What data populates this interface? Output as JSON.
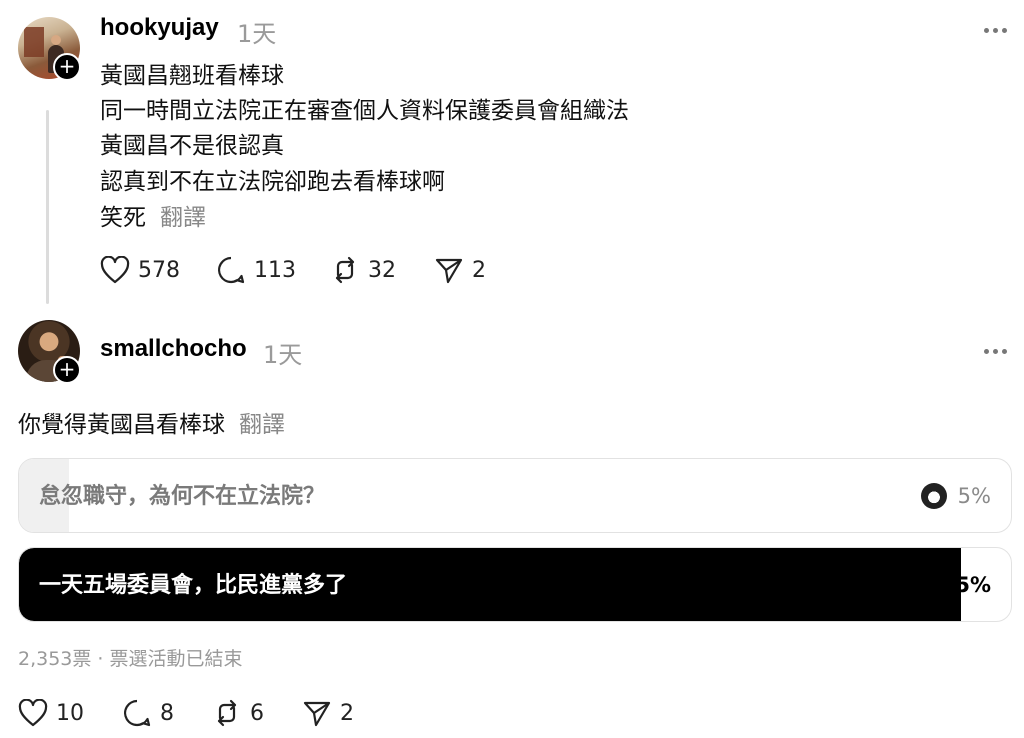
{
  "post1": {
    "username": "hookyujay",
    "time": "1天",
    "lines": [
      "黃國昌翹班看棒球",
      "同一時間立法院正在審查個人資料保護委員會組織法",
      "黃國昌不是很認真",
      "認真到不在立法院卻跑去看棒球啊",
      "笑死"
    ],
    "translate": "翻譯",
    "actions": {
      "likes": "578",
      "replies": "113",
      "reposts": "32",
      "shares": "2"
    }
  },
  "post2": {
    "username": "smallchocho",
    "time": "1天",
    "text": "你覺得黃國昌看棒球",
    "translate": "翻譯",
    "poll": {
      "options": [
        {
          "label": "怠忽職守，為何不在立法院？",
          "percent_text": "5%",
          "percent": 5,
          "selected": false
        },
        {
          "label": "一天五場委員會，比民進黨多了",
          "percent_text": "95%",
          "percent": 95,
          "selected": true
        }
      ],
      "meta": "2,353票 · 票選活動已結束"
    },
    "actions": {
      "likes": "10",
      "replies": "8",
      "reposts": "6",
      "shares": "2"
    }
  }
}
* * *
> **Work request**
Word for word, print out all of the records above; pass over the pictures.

> **Answer section**
What data populates this interface? Output as JSON.
{
  "post1": {
    "username": "hookyujay",
    "time": "1天",
    "lines": [
      "黃國昌翹班看棒球",
      "同一時間立法院正在審查個人資料保護委員會組織法",
      "黃國昌不是很認真",
      "認真到不在立法院卻跑去看棒球啊",
      "笑死"
    ],
    "translate": "翻譯",
    "actions": {
      "likes": "578",
      "replies": "113",
      "reposts": "32",
      "shares": "2"
    }
  },
  "post2": {
    "username": "smallchocho",
    "time": "1天",
    "text": "你覺得黃國昌看棒球",
    "translate": "翻譯",
    "poll": {
      "options": [
        {
          "label": "怠忽職守，為何不在立法院？",
          "percent_text": "5%",
          "percent": 5,
          "selected": false
        },
        {
          "label": "一天五場委員會，比民進黨多了",
          "percent_text": "95%",
          "percent": 95,
          "selected": true
        }
      ],
      "meta": "2,353票 · 票選活動已結束"
    },
    "actions": {
      "likes": "10",
      "replies": "8",
      "reposts": "6",
      "shares": "2"
    }
  }
}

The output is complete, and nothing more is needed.